(Data records Opens)

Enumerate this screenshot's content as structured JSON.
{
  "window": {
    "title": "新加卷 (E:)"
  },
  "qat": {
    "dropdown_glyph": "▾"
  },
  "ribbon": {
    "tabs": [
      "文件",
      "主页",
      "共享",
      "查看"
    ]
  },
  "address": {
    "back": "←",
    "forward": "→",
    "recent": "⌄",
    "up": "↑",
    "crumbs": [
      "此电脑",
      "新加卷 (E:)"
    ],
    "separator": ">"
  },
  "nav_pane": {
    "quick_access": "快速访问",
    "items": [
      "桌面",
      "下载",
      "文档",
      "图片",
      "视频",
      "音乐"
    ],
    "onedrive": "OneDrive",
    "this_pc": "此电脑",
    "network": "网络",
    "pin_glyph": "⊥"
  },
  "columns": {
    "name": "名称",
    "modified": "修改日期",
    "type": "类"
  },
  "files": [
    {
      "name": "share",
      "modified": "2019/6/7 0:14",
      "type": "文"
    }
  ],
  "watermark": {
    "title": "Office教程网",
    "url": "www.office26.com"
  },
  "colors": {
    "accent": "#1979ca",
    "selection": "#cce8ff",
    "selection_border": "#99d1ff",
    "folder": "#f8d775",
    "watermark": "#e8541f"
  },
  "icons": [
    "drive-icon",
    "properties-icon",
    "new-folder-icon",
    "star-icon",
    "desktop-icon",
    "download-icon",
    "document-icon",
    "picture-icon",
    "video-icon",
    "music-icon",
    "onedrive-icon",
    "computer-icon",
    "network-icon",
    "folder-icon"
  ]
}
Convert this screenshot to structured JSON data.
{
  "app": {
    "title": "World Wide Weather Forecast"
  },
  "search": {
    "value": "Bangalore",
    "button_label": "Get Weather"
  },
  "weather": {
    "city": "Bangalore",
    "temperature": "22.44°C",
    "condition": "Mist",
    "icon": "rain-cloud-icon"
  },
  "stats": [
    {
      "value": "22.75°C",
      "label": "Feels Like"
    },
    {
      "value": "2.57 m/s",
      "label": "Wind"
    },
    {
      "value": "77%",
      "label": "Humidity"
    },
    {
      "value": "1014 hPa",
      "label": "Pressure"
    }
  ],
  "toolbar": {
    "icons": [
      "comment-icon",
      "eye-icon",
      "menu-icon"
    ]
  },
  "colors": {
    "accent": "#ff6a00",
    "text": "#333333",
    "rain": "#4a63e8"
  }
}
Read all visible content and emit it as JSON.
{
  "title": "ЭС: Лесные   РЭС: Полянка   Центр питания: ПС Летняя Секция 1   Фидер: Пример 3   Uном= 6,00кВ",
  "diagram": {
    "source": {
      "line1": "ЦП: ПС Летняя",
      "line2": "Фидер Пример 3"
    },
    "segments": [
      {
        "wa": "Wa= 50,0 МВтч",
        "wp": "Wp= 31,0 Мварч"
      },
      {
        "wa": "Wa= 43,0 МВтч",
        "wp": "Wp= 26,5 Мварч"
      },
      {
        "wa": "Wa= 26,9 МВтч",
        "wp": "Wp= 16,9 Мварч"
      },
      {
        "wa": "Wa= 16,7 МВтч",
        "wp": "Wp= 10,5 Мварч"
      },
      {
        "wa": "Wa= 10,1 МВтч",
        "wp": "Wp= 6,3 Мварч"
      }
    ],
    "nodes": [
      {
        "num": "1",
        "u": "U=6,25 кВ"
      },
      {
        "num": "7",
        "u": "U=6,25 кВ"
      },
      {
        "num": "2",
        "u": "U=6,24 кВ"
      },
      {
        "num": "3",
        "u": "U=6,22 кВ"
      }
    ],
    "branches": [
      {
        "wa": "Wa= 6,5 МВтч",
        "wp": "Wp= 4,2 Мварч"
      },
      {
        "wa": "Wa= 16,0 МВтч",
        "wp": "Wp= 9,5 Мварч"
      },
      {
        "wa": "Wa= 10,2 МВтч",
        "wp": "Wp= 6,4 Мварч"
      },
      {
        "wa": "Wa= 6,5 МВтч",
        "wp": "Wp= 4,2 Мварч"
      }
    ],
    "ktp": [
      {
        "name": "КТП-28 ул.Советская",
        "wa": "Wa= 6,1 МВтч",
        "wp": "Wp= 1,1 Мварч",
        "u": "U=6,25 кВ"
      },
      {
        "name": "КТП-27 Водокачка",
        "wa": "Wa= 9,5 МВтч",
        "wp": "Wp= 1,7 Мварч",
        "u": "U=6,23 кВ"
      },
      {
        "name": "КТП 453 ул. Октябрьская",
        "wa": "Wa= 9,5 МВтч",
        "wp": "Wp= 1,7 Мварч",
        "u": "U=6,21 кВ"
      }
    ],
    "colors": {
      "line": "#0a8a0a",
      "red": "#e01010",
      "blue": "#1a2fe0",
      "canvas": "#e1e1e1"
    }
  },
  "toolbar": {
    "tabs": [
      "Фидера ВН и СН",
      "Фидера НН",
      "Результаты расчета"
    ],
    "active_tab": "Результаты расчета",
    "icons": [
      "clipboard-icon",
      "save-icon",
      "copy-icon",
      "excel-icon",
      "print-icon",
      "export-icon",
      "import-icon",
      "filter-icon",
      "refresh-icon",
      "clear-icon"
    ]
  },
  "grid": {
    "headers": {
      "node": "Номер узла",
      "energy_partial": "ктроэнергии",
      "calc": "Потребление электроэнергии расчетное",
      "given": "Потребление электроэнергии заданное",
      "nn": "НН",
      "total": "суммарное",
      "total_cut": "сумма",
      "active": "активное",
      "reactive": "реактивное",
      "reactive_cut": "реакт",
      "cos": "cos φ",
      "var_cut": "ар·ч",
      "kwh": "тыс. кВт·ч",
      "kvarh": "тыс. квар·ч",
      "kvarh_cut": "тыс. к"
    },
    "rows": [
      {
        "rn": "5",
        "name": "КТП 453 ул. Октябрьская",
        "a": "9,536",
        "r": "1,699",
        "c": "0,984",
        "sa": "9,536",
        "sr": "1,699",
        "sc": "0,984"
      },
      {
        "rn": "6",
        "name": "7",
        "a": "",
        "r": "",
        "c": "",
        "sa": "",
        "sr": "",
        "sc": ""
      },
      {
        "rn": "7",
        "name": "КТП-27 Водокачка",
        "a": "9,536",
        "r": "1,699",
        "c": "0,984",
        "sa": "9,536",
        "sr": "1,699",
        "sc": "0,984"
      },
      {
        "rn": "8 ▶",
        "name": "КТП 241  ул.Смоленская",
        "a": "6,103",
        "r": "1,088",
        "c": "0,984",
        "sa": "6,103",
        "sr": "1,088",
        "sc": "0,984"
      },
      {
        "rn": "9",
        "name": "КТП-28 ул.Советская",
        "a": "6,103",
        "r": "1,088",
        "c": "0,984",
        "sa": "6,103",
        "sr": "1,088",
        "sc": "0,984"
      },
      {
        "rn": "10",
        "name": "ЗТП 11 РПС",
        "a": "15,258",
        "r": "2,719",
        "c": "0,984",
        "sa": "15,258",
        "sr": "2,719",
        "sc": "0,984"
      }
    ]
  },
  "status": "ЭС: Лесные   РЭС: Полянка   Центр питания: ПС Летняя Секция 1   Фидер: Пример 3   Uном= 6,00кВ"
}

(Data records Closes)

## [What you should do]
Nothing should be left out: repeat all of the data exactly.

## [Answer space]
Enumerate this screenshot's content as structured JSON.
{
  "window": {
    "title": "新加卷 (E:)"
  },
  "qat": {
    "dropdown_glyph": "▾"
  },
  "ribbon": {
    "tabs": [
      "文件",
      "主页",
      "共享",
      "查看"
    ]
  },
  "address": {
    "back": "←",
    "forward": "→",
    "recent": "⌄",
    "up": "↑",
    "crumbs": [
      "此电脑",
      "新加卷 (E:)"
    ],
    "separator": ">"
  },
  "nav_pane": {
    "quick_access": "快速访问",
    "items": [
      "桌面",
      "下载",
      "文档",
      "图片",
      "视频",
      "音乐"
    ],
    "onedrive": "OneDrive",
    "this_pc": "此电脑",
    "network": "网络",
    "pin_glyph": "⊥"
  },
  "columns": {
    "name": "名称",
    "modified": "修改日期",
    "type": "类"
  },
  "files": [
    {
      "name": "share",
      "modified": "2019/6/7 0:14",
      "type": "文"
    }
  ],
  "watermark": {
    "title": "Office教程网",
    "url": "www.office26.com"
  },
  "colors": {
    "accent": "#1979ca",
    "selection": "#cce8ff",
    "selection_border": "#99d1ff",
    "folder": "#f8d775",
    "watermark": "#e8541f"
  },
  "icons": [
    "drive-icon",
    "properties-icon",
    "new-folder-icon",
    "star-icon",
    "desktop-icon",
    "download-icon",
    "document-icon",
    "picture-icon",
    "video-icon",
    "music-icon",
    "onedrive-icon",
    "computer-icon",
    "network-icon",
    "folder-icon"
  ]
}
Convert this screenshot to structured JSON data.
{
  "app": {
    "title": "World Wide Weather Forecast"
  },
  "search": {
    "value": "Bangalore",
    "button_label": "Get Weather"
  },
  "weather": {
    "city": "Bangalore",
    "temperature": "22.44°C",
    "condition": "Mist",
    "icon": "rain-cloud-icon"
  },
  "stats": [
    {
      "value": "22.75°C",
      "label": "Feels Like"
    },
    {
      "value": "2.57 m/s",
      "label": "Wind"
    },
    {
      "value": "77%",
      "label": "Humidity"
    },
    {
      "value": "1014 hPa",
      "label": "Pressure"
    }
  ],
  "toolbar": {
    "icons": [
      "comment-icon",
      "eye-icon",
      "menu-icon"
    ]
  },
  "colors": {
    "accent": "#ff6a00",
    "text": "#333333",
    "rain": "#4a63e8"
  }
}
Read all visible content and emit it as JSON.
{
  "title": "ЭС: Лесные   РЭС: Полянка   Центр питания: ПС Летняя Секция 1   Фидер: Пример 3   Uном= 6,00кВ",
  "diagram": {
    "source": {
      "line1": "ЦП: ПС Летняя",
      "line2": "Фидер Пример 3"
    },
    "segments": [
      {
        "wa": "Wa= 50,0 МВтч",
        "wp": "Wp= 31,0 Мварч"
      },
      {
        "wa": "Wa= 43,0 МВтч",
        "wp": "Wp= 26,5 Мварч"
      },
      {
        "wa": "Wa= 26,9 МВтч",
        "wp": "Wp= 16,9 Мварч"
      },
      {
        "wa": "Wa= 16,7 МВтч",
        "wp": "Wp= 10,5 Мварч"
      },
      {
        "wa": "Wa= 10,1 МВтч",
        "wp": "Wp= 6,3 Мварч"
      }
    ],
    "nodes": [
      {
        "num": "1",
        "u": "U=6,25 кВ"
      },
      {
        "num": "7",
        "u": "U=6,25 кВ"
      },
      {
        "num": "2",
        "u": "U=6,24 кВ"
      },
      {
        "num": "3",
        "u": "U=6,22 кВ"
      }
    ],
    "branches": [
      {
        "wa": "Wa= 6,5 МВтч",
        "wp": "Wp= 4,2 Мварч"
      },
      {
        "wa": "Wa= 16,0 МВтч",
        "wp": "Wp= 9,5 Мварч"
      },
      {
        "wa": "Wa= 10,2 МВтч",
        "wp": "Wp= 6,4 Мварч"
      },
      {
        "wa": "Wa= 6,5 МВтч",
        "wp": "Wp= 4,2 Мварч"
      }
    ],
    "ktp": [
      {
        "name": "КТП-28 ул.Советская",
        "wa": "Wa= 6,1 МВтч",
        "wp": "Wp= 1,1 Мварч",
        "u": "U=6,25 кВ"
      },
      {
        "name": "КТП-27 Водокачка",
        "wa": "Wa= 9,5 МВтч",
        "wp": "Wp= 1,7 Мварч",
        "u": "U=6,23 кВ"
      },
      {
        "name": "КТП 453 ул. Октябрьская",
        "wa": "Wa= 9,5 МВтч",
        "wp": "Wp= 1,7 Мварч",
        "u": "U=6,21 кВ"
      }
    ],
    "colors": {
      "line": "#0a8a0a",
      "red": "#e01010",
      "blue": "#1a2fe0",
      "canvas": "#e1e1e1"
    }
  },
  "toolbar": {
    "tabs": [
      "Фидера ВН и СН",
      "Фидера НН",
      "Результаты расчета"
    ],
    "active_tab": "Результаты расчета",
    "icons": [
      "clipboard-icon",
      "save-icon",
      "copy-icon",
      "excel-icon",
      "print-icon",
      "export-icon",
      "import-icon",
      "filter-icon",
      "refresh-icon",
      "clear-icon"
    ]
  },
  "grid": {
    "headers": {
      "node": "Номер узла",
      "energy_partial": "ктроэнергии",
      "calc": "Потребление электроэнергии расчетное",
      "given": "Потребление электроэнергии заданное",
      "nn": "НН",
      "total": "суммарное",
      "total_cut": "сумма",
      "active": "активное",
      "reactive": "реактивное",
      "reactive_cut": "реакт",
      "cos": "cos φ",
      "var_cut": "ар·ч",
      "kwh": "тыс. кВт·ч",
      "kvarh": "тыс. квар·ч",
      "kvarh_cut": "тыс. к"
    },
    "rows": [
      {
        "rn": "5",
        "name": "КТП 453 ул. Октябрьская",
        "a": "9,536",
        "r": "1,699",
        "c": "0,984",
        "sa": "9,536",
        "sr": "1,699",
        "sc": "0,984"
      },
      {
        "rn": "6",
        "name": "7",
        "a": "",
        "r": "",
        "c": "",
        "sa": "",
        "sr": "",
        "sc": ""
      },
      {
        "rn": "7",
        "name": "КТП-27 Водокачка",
        "a": "9,536",
        "r": "1,699",
        "c": "0,984",
        "sa": "9,536",
        "sr": "1,699",
        "sc": "0,984"
      },
      {
        "rn": "8 ▶",
        "name": "КТП 241  ул.Смоленская",
        "a": "6,103",
        "r": "1,088",
        "c": "0,984",
        "sa": "6,103",
        "sr": "1,088",
        "sc": "0,984"
      },
      {
        "rn": "9",
        "name": "КТП-28 ул.Советская",
        "a": "6,103",
        "r": "1,088",
        "c": "0,984",
        "sa": "6,103",
        "sr": "1,088",
        "sc": "0,984"
      },
      {
        "rn": "10",
        "name": "ЗТП 11 РПС",
        "a": "15,258",
        "r": "2,719",
        "c": "0,984",
        "sa": "15,258",
        "sr": "2,719",
        "sc": "0,984"
      }
    ]
  },
  "status": "ЭС: Лесные   РЭС: Полянка   Центр питания: ПС Летняя Секция 1   Фидер: Пример 3   Uном= 6,00кВ"
}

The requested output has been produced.